(Extracted records)
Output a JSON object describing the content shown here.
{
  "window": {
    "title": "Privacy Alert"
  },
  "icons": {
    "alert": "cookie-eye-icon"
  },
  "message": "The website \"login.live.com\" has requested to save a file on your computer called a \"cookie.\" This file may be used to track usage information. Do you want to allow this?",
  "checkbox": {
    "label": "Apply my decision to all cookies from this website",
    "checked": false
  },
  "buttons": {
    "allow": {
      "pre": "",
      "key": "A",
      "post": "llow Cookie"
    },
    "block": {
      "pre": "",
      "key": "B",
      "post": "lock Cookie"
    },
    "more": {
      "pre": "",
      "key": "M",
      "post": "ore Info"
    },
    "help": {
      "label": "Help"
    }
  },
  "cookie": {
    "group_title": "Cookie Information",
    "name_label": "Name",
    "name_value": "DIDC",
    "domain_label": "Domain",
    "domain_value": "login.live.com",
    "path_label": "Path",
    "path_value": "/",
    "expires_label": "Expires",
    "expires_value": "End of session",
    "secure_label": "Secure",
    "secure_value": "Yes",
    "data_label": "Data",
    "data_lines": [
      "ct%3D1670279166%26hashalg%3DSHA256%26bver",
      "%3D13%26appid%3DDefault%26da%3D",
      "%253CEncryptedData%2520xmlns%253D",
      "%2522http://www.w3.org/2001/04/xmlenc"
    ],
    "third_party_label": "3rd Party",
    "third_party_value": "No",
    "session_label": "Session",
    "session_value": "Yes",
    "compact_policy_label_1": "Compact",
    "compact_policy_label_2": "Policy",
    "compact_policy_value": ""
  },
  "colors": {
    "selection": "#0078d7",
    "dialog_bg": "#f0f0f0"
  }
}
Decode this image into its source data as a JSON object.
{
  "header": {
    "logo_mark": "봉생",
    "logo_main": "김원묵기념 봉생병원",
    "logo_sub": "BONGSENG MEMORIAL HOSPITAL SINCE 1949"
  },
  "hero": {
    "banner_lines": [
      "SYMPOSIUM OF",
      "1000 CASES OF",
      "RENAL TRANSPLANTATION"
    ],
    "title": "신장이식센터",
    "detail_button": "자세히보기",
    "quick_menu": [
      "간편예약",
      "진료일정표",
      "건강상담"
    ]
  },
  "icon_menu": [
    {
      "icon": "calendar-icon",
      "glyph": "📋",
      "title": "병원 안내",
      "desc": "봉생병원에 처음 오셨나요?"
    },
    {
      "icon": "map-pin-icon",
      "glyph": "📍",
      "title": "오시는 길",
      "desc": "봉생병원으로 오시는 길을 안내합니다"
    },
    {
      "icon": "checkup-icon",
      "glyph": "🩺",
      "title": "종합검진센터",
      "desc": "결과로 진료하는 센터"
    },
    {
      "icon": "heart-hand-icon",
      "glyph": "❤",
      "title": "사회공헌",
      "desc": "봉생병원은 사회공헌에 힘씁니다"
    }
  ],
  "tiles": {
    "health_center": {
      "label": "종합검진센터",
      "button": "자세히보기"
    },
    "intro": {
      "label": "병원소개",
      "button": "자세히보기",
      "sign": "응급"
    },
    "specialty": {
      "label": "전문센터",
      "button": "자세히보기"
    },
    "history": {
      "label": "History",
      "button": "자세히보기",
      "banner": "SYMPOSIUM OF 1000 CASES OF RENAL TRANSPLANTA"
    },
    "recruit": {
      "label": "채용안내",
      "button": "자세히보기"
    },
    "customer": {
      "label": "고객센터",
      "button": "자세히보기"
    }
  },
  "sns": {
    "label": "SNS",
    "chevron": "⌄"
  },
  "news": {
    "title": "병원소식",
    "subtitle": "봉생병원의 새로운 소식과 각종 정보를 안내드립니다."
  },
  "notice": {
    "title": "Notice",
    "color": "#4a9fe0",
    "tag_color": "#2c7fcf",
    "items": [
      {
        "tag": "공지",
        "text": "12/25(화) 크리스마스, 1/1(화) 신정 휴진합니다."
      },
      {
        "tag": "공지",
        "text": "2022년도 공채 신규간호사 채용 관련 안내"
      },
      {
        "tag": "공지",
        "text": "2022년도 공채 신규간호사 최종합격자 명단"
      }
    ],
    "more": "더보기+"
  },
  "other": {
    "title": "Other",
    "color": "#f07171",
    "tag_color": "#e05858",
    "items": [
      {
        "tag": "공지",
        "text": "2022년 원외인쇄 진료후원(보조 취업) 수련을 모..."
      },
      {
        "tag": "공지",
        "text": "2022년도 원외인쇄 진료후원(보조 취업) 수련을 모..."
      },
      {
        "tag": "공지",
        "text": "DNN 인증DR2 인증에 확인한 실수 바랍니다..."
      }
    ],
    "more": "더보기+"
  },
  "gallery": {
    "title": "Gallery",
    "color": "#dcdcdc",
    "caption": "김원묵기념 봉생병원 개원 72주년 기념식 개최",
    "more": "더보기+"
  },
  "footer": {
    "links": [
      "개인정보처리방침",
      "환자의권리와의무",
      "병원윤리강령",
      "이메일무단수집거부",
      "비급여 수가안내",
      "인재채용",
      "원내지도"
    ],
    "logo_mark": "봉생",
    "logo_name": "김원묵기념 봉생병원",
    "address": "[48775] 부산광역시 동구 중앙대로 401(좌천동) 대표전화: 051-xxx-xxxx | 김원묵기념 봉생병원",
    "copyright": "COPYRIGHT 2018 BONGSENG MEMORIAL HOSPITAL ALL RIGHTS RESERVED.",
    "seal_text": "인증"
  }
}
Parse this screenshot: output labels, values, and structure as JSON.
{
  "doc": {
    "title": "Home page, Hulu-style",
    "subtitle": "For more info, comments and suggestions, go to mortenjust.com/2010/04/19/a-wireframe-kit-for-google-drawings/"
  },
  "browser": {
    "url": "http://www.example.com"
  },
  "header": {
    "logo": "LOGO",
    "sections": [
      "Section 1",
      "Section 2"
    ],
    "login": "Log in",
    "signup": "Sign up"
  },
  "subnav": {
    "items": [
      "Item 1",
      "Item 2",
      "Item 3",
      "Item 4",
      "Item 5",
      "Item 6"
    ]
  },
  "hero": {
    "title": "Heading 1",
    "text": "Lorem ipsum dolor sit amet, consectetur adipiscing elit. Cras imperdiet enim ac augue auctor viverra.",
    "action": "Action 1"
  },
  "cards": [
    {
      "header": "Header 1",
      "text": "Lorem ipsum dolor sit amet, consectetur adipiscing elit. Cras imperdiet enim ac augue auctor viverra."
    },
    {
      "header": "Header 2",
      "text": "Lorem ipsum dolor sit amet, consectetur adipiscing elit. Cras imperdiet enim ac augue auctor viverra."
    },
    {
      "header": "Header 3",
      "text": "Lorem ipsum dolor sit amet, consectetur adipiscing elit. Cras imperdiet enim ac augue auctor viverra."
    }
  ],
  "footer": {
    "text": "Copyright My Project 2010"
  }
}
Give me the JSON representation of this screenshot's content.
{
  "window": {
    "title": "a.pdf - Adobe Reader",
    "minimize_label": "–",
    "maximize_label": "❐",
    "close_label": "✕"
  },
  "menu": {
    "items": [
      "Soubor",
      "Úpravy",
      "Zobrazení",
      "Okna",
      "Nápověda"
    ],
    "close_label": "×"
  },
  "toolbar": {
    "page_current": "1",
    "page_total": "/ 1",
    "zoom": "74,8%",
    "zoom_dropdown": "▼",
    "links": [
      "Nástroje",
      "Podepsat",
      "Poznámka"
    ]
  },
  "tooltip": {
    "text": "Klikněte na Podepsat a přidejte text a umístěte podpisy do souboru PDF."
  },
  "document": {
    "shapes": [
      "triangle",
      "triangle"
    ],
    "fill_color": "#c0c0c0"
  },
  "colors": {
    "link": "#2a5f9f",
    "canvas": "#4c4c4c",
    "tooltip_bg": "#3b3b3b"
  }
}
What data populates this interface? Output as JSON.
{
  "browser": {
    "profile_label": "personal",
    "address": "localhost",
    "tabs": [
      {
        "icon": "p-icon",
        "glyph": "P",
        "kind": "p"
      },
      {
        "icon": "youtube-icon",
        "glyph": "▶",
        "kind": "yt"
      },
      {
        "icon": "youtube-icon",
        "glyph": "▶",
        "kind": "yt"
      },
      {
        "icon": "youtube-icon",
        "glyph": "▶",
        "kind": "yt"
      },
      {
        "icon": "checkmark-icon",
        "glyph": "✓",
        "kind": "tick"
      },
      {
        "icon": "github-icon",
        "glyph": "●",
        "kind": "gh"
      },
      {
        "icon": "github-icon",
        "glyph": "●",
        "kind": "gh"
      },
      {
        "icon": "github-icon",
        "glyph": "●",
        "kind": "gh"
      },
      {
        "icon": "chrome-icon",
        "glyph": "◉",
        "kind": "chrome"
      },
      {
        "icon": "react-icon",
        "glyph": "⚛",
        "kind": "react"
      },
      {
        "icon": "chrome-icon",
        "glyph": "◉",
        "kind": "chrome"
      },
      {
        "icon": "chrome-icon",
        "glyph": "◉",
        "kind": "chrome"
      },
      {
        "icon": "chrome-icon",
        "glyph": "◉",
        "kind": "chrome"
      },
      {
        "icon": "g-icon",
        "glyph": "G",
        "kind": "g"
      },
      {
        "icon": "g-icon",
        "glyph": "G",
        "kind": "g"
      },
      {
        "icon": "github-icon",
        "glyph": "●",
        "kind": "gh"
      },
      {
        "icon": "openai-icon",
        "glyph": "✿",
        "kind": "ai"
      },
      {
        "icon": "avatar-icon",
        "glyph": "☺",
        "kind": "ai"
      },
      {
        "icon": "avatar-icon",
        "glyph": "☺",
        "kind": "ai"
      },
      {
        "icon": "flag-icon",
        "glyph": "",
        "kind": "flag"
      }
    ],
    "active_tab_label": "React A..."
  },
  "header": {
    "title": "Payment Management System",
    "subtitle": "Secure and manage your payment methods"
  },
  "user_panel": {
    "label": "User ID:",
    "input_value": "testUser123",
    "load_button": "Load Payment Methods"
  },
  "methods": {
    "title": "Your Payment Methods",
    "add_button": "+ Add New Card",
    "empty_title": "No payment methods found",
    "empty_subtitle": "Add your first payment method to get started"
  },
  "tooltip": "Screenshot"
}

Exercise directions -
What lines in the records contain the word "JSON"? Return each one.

Solution for this exercise -
Output a JSON object describing the content shown here.
Decode this image into its source data as a JSON object.
Parse this screenshot: output labels, values, and structure as JSON.
Give me the JSON representation of this screenshot's content.
What data populates this interface? Output as JSON.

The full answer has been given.